[Saved entries]
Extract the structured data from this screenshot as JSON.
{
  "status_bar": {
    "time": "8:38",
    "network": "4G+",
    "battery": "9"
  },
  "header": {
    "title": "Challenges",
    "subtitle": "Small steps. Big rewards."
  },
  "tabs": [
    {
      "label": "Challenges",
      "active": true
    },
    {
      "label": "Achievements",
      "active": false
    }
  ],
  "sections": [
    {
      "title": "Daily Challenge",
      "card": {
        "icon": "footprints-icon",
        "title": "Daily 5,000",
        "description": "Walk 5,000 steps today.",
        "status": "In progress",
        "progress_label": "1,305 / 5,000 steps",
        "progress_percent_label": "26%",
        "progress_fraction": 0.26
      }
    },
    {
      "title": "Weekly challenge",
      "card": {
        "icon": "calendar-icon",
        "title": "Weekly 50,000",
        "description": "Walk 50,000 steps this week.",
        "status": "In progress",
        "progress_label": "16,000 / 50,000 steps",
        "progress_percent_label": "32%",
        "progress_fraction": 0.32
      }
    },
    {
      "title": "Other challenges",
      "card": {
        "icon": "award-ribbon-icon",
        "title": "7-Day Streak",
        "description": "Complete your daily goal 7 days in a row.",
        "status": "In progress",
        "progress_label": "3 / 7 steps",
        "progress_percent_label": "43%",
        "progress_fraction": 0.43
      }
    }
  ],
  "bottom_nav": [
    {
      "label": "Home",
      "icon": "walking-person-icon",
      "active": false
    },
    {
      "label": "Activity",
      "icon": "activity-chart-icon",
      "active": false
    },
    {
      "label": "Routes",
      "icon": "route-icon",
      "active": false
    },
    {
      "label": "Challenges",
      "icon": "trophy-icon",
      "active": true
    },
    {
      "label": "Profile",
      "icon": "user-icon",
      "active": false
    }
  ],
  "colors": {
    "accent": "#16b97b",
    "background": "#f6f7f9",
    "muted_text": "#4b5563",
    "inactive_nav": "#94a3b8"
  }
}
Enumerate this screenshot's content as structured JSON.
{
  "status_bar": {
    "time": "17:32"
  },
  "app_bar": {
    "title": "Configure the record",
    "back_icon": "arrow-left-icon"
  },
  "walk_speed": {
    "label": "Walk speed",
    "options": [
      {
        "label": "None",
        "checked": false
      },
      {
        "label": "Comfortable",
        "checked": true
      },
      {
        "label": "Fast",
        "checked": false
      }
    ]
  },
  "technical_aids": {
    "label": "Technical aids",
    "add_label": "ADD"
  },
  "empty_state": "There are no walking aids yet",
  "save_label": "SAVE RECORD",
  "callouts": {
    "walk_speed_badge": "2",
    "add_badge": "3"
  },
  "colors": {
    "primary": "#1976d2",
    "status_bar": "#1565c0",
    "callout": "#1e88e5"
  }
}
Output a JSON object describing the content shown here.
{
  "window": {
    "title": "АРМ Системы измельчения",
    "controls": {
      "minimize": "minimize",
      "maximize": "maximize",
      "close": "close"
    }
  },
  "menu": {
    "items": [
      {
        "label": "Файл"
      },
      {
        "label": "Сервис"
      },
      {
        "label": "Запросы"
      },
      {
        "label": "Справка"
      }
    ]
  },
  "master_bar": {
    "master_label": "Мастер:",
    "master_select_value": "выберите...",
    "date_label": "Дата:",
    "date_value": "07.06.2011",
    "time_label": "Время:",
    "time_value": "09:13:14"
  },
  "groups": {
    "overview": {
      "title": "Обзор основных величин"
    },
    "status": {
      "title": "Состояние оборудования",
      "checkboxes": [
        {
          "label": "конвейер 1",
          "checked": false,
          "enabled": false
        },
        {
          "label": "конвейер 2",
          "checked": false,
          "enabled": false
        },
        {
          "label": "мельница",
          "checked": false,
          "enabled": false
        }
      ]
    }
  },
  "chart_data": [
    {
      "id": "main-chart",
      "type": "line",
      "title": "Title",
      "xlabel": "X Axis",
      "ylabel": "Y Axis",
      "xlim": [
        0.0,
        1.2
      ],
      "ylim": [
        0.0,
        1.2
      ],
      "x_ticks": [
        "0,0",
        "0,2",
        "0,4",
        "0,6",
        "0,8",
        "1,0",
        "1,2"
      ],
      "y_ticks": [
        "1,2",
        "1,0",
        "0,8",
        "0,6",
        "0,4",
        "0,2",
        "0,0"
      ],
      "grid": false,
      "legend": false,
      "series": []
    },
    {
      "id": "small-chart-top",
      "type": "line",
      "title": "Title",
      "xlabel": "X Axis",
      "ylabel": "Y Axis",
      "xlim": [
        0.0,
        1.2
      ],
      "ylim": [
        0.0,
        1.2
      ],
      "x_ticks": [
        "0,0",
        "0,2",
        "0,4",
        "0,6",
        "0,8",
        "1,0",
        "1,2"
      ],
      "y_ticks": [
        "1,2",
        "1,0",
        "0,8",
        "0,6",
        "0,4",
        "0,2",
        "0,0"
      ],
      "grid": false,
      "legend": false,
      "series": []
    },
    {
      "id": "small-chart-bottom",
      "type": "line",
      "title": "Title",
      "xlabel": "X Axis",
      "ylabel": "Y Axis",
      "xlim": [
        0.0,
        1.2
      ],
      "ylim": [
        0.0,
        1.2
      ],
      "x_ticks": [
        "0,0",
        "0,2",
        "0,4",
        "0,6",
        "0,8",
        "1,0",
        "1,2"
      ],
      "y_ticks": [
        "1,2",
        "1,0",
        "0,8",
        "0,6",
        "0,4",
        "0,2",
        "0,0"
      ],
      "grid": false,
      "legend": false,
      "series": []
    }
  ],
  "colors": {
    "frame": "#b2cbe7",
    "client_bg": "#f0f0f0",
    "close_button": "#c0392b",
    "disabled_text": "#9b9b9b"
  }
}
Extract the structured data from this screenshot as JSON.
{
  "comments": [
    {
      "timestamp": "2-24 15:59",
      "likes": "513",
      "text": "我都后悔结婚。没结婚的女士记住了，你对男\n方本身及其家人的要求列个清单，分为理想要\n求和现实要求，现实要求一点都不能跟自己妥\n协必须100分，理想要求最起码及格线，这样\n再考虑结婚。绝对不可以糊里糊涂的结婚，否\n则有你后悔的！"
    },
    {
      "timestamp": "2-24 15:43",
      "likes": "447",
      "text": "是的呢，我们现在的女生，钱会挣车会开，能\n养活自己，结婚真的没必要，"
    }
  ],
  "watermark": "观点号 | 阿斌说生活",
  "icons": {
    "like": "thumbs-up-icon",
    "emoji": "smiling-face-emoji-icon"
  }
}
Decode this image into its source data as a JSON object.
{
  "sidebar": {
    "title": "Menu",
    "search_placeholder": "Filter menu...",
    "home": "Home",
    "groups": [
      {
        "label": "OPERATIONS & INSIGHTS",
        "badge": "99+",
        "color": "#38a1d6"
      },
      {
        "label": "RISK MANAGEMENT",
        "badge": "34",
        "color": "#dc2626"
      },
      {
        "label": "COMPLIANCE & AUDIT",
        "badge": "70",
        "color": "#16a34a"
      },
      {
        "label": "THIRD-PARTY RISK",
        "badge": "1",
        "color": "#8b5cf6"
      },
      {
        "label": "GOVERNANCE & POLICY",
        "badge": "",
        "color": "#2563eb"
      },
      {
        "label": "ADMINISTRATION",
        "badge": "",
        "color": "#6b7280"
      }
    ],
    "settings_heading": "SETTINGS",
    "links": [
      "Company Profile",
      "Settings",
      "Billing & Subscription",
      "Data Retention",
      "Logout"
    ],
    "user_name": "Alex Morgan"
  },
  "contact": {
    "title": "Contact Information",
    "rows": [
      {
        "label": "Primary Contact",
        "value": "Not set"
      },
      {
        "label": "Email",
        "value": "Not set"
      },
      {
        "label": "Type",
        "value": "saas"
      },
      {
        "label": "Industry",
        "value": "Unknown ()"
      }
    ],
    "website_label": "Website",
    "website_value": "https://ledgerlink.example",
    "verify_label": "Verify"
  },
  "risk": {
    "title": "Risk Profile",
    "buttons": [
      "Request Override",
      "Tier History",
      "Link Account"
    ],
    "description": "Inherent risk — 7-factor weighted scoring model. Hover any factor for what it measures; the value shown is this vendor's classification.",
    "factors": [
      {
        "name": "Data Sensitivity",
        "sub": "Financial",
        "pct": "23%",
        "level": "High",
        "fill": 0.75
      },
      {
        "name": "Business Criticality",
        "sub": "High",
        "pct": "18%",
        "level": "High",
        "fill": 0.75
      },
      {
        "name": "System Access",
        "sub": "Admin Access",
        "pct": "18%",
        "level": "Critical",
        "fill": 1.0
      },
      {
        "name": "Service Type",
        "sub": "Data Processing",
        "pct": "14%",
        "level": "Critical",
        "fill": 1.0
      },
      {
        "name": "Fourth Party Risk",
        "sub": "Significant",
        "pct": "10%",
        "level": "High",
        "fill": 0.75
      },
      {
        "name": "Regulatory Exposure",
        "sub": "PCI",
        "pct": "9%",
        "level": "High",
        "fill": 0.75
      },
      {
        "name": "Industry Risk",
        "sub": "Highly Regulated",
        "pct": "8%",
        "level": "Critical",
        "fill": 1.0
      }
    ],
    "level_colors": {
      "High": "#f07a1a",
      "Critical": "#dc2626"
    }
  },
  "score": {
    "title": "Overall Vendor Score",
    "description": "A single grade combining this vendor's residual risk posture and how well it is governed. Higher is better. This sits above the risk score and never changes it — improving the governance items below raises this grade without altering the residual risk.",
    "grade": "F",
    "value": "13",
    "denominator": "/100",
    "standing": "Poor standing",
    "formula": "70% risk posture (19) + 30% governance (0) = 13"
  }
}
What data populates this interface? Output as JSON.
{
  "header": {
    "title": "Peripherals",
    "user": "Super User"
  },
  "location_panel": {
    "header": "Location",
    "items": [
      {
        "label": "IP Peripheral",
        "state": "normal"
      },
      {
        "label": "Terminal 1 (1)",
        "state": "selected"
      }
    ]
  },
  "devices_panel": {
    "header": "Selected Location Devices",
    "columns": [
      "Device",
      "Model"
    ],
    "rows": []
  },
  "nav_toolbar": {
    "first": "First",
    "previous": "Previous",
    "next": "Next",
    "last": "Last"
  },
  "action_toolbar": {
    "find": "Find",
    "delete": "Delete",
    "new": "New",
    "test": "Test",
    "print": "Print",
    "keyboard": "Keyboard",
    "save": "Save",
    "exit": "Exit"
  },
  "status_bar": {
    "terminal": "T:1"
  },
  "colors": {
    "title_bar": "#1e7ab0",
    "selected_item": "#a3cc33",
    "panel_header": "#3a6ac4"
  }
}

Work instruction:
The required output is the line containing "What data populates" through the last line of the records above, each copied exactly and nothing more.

Task response:
What data populates this interface? Output as JSON.
{
  "header": {
    "title": "Peripherals",
    "user": "Super User"
  },
  "location_panel": {
    "header": "Location",
    "items": [
      {
        "label": "IP Peripheral",
        "state": "normal"
      },
      {
        "label": "Terminal 1 (1)",
        "state": "selected"
      }
    ]
  },
  "devices_panel": {
    "header": "Selected Location Devices",
    "columns": [
      "Device",
      "Model"
    ],
    "rows": []
  },
  "nav_toolbar": {
    "first": "First",
    "previous": "Previous",
    "next": "Next",
    "last": "Last"
  },
  "action_toolbar": {
    "find": "Find",
    "delete": "Delete",
    "new": "New",
    "test": "Test",
    "print": "Print",
    "keyboard": "Keyboard",
    "save": "Save",
    "exit": "Exit"
  },
  "status_bar": {
    "terminal": "T:1"
  },
  "colors": {
    "title_bar": "#1e7ab0",
    "selected_item": "#a3cc33",
    "panel_header": "#3a6ac4"
  }
}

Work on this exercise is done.